Detailed sedimentological studies, using coastal and inland exposures, were carried out at formation and bed levels on the Ashdown and Wadhurst Clay formations (Late Berriasian-Valanginian) in the Weald, southeast England. Field descriptions of outcrops were conducted at seven sites and supplemented by borehole and 2D seismic data. Field samples were studied in detail using hand specimen analysis. The sandstones were described in hand specimen and via optical microscopy. Clay mineral and geochemical analyses on mudstones, shales, and ironstones were conducted using XRD, XRF, and SGR methods while SEM analyses were conducted on selected sandstones and ironstones. Porosity and permeability of selected sandstones were measured using pycnometry and gas permeametry respectively.
The dominance of quartz arenites and kaolinite and the presence of thorium and Zr in the sediments suggest that they were sourced mainly from granitic and/or gneissic rocks. Materials from metamorphic sources appear to be secondary in abundance. The mineralogical and textural maturity of the sediments coupled with relatively short travel distance (~300km) suggests reworking from secondary or matured sources.
The two formations received sediments from at least two sources. The clay mineral assemblage, sandstone composition, and gamma-ray data confirm that the main source of the sediments is the London Massif in the north and north east while sediments were also sourced from Armorica in the south based on the presence of detrital zircon.

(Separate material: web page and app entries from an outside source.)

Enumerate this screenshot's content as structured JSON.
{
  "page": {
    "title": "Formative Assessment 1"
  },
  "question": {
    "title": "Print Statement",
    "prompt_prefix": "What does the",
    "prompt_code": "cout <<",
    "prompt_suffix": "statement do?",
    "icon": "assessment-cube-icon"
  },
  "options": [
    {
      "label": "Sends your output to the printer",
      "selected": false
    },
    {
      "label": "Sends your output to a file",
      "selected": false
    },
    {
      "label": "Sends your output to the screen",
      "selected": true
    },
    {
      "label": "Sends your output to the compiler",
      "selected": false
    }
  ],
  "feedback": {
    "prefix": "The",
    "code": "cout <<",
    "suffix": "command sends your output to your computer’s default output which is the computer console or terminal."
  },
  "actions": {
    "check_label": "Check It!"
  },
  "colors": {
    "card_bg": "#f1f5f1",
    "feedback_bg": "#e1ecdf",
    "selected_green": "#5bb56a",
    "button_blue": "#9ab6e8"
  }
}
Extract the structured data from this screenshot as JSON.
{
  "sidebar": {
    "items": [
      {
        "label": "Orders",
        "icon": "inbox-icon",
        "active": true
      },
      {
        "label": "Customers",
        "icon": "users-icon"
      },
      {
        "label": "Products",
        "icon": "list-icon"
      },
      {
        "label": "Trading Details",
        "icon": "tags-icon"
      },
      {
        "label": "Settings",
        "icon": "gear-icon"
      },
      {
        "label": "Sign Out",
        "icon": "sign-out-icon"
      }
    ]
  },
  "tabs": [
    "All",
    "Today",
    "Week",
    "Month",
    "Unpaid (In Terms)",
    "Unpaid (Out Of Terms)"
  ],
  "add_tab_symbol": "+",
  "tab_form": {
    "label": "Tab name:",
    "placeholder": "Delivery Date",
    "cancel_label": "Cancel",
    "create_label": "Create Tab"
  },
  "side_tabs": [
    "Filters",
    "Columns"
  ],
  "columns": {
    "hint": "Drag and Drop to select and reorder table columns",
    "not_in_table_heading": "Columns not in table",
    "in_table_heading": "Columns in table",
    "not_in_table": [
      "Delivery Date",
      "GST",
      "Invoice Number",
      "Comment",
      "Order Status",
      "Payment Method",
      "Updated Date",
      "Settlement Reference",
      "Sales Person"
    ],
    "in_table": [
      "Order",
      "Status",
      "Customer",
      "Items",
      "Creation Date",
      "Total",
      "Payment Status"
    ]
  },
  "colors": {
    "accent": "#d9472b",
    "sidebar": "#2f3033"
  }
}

The palaeoclimatic conditions at the source area as revealed by the dominance of quartz arenites and kaolinite and the presence of thorium were warm and humid which led to intensive weathering. The mineralogy and geochemistry of the sediments suggest that they may have been directly or indirectly sourced from a stable craton.
The lithology (sandstones, siltstones, mudstones, shales and ironstones); facies (channel and floodplain/overbank); sedimentary structures (channels, cross stratification, flaser bedding, ripples and planar laminations); sedimentary architecture (repeated cycles and vertically stacked multi-storey successions), and gamma ray data (more radioactive sandstone facies) confirm that the sediments within the two formations were deposited in predominantly fresh water environments although tidal and lagoonal conditions were clearly evident in the Ashdown Formation and Wadhurst Clay Formation respectively. The lithology and sedimentary facies show that deposition occurred in both braided and
meandering river systems although meandering facies are more prominent in the lower Ashdown Formation. The presence of abundant load and slump structures and fresh green glauconite in the sandstones provide evidence that deposition was rapid while the water depth was shallow and not beyond 2 metres based on the widespread occurrence of colour mottling and frequent exposure of the sediments to the air. Early diagenesis was confirmed by the precipitation of sideritic ironstones while diagenetic alteration is minimal based on the clay mineral assemblage.
Evidence from the shallow burial nature of sideritic ironstone, the proportion of illite-smectite and the nature of diagenesis confirm that the sediments have experienced shallow burial not beyond 2km. Enrichments in redox sensitive trace elements such as Mo, U, V and Co suggest anoxic conditions in the sediments. The highest levels of anoxia were in the lower sections of the formations. Palaeosalinity as indicated by sideritic ironstone indicates a pH between 6 and 10. Porosity ranges from 6.8% to 13. 2% with an average of 9.9% while permeability ranges from 0.4mD to 11.9mD with an average of 3.1mD. The main controls on porosity and permeability are grain sizes, grain shapes, and sorting and the porosity is mainly primary.
The main control on sedimentation is the local tectonics at the source areas while palaeoclimatic conditions, sea level, river dynamics, and subsidence are secondary. The proximal part of the modern Niger Delta is proposed as an analogue for the palaeoenvironments of the Ashdown and Wadhurst Clay formations. More generally, the results presented in this thesis highlight the usefulness of integrating field, petrographic, mineralogical, and geochemical data, and the use of modern analogue to fully assess the depositional environments, stratigraphic variability, post depositional changes and controls on deposition within sedimentary basins.
|Date of Award||Oct 2015|